Nov 25 - Big business is breathing a sigh of relief in Switzerland after the country voted against capping executive pay in a referendum on Sunday. But as Ivor Bennett reports, the radical proposal in the normally pro-business nation may not be the last.

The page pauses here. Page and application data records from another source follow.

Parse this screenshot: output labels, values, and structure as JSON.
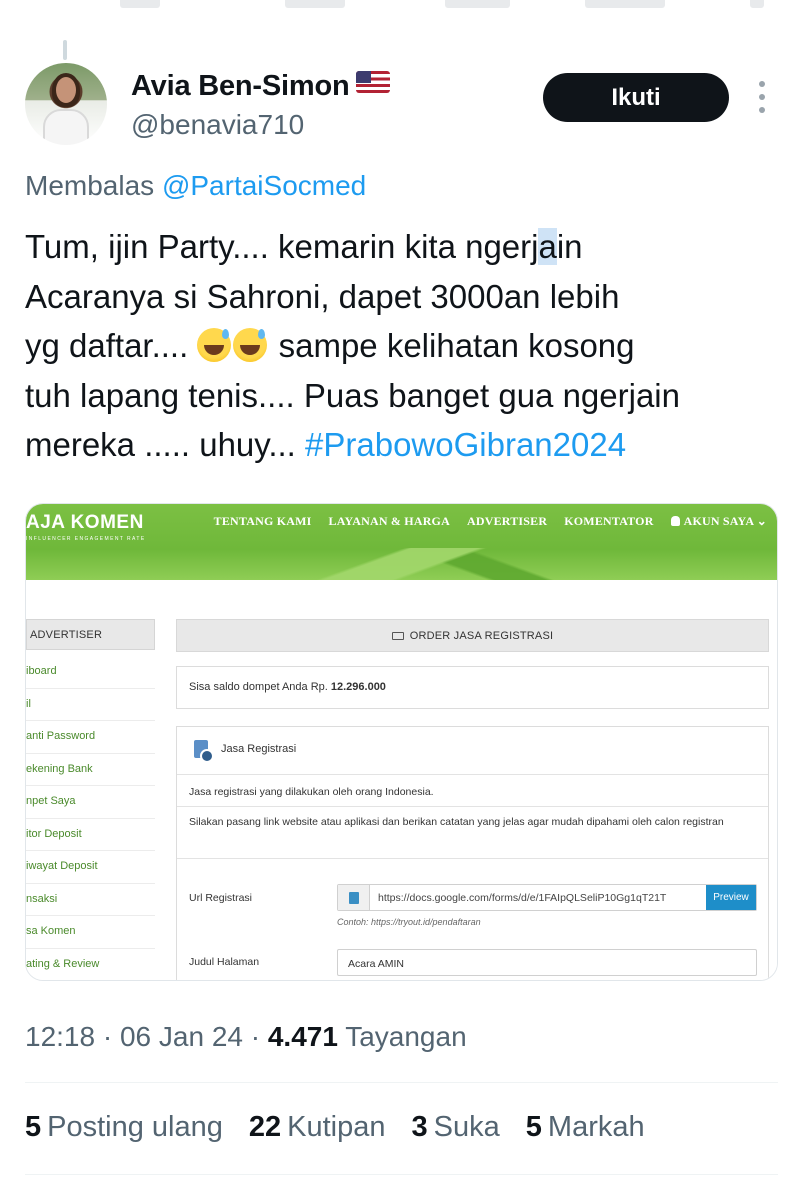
{
  "author": {
    "display_name": "Avia Ben-Simon",
    "handle": "@benavia710"
  },
  "follow_button": "Ikuti",
  "reply_context": {
    "prefix": "Membalas",
    "mention": "@PartaiSocmed"
  },
  "tweet": {
    "line1_a": "Tum, ijin Party.... kemarin kita ngerj",
    "line1_hl": "a",
    "line1_b": "in",
    "line2": "Acaranya si Sahroni, dapet 3000an lebih",
    "line3_a": "yg daftar....",
    "line3_b": "sampe kelihatan kosong",
    "line4": "tuh lapang tenis.... Puas banget gua ngerjain",
    "line5": "mereka ..... uhuy...",
    "hashtag": "#PrabowoGibran2024"
  },
  "embedded": {
    "logo": "AJA KOMEN",
    "logo_tagline": "INFLUENCER ENGAGEMENT RATE",
    "nav": [
      "TENTANG KAMI",
      "LAYANAN & HARGA",
      "ADVERTISER",
      "KOMENTATOR",
      "AKUN SAYA"
    ],
    "sidebar_title": "ADVERTISER",
    "sidebar_items": [
      "iboard",
      "il",
      "anti Password",
      "ekening Bank",
      "npet Saya",
      "itor Deposit",
      "iwayat Deposit",
      "nsaksi",
      "sa Komen",
      "ating & Review"
    ],
    "main_title": "ORDER JASA REGISTRASI",
    "saldo_label": "Sisa saldo dompet Anda Rp.",
    "saldo_value": "12.296.000",
    "panel_title": "Jasa Registrasi",
    "desc1": "Jasa registrasi yang dilakukan oleh orang Indonesia.",
    "desc2": "Silakan pasang link website atau aplikasi dan berikan catatan yang jelas agar mudah dipahami oleh calon registran",
    "url_label": "Url Registrasi",
    "url_value": "https://docs.google.com/forms/d/e/1FAIpQLSeliP10Gg1qT21T",
    "preview": "Preview",
    "url_hint": "Contoh: https://tryout.id/pendaftaran",
    "judul_label": "Judul Halaman",
    "judul_value": "Acara AMIN"
  },
  "meta": {
    "time": "12:18",
    "date": "06 Jan 24",
    "views_count": "4.471",
    "views_label": "Tayangan",
    "sep": "·"
  },
  "stats": [
    {
      "count": "5",
      "label": "Posting ulang"
    },
    {
      "count": "22",
      "label": "Kutipan"
    },
    {
      "count": "3",
      "label": "Suka"
    },
    {
      "count": "5",
      "label": "Markah"
    }
  ]
}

It was a radical moment for Switzerland - and a nervous one for big business. A referendum to cap executive pay. The 1:12 initiative would've limited salaries so that no one in a company earns more in a month than what the lowest earner gets in a year. But the proposal was rejected with 66 percent voting against it. (SOUNDBITE) (French) SWISS CITIZEN ALAIN SAYING: "In the frame of globalisation, the problem that could happen - if limiting the high salaries - is that the most important executives for a company will simply not come to work in Switzerland anymore, and will settle and work abroad, which is not good". Companies fiercely opposed the initiative, warning it could harm the country's economy. It also would've meant huge pay cuts - Switzerland's home to numerous multinationals and 7-figure salaries are not uncommon. For now, companies are off the hook. But the vote marks a shift in attitude in a country where big business normally thrives. Golden hellos and goodbyes were banned earlier this year as voters grow increasingly angry at rising wealth inequality. Further attempts to restrict it are expected, but analysts don't think they'll spread. Mike Ingram from BGC Partners SOUNDBITE (English) MIKE INGRAM, MARKET COMMENTATOR, BGC PARTNERS, SAYING: "I've crunched some numbers out for the UK. and assuming that the lowest paid person in a company is on minimum wage. That might meant that some chief execs are on about 65,000 pounds a year. So I'd imagine that's not something which is likely to be passed by any company and it's very unlikely something, certainly a Conservative-led coalition, is ever going to legislate for." Anger at multi-million payouts isn't limited to Switzerland. But the country's system of direct democracy - with up to 4 referendums a year - means the outrage can more easily turn into action. The 1:12 initiative was proposed by the youth wing of the Social Democrats party. Although this attempt to narrow the wage gap was defeated, it won't be the last. A vote to introduce a basic living wage is expected later this year.